═══ RECORDS ═══

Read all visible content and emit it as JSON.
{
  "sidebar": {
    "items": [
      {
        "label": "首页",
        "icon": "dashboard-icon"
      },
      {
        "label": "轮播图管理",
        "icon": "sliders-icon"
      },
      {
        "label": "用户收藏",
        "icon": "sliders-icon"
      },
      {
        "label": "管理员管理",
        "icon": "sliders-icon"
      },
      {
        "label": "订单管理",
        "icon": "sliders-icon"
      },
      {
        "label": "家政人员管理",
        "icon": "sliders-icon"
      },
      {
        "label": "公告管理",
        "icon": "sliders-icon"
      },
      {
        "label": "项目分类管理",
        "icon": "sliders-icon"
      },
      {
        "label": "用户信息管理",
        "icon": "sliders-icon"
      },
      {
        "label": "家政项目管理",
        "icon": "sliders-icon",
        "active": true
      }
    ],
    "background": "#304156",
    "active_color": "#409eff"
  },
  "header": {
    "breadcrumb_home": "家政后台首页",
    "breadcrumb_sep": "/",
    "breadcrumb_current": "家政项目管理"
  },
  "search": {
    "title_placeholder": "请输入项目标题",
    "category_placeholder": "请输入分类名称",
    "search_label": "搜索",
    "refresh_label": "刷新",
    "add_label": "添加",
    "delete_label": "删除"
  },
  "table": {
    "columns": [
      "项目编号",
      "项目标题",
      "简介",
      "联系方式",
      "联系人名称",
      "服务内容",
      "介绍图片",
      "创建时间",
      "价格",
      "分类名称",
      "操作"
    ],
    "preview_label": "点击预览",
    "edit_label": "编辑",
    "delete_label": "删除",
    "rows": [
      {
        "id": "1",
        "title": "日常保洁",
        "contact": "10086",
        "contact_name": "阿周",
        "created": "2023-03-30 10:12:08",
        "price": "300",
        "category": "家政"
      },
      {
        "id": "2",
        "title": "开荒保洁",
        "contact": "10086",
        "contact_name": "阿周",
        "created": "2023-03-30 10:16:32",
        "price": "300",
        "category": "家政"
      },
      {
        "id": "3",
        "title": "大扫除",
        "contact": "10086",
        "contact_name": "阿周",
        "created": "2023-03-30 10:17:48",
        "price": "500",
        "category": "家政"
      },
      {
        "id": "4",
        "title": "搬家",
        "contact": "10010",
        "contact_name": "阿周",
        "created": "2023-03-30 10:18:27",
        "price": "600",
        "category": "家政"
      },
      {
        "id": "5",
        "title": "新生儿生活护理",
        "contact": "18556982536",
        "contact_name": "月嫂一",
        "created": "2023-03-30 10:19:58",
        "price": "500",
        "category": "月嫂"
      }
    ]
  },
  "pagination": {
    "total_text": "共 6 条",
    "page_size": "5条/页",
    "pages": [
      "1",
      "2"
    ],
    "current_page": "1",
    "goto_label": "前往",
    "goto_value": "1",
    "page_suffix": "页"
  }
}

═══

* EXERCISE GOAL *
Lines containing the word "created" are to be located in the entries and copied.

* WRITTEN SOLUTION *
        "created": "2023-03-30 10:12:08",
        "created": "2023-03-30 10:16:32",
        "created": "2023-03-30 10:17:48",
        "created": "2023-03-30 10:18:27",
        "created": "2023-03-30 10:19:58",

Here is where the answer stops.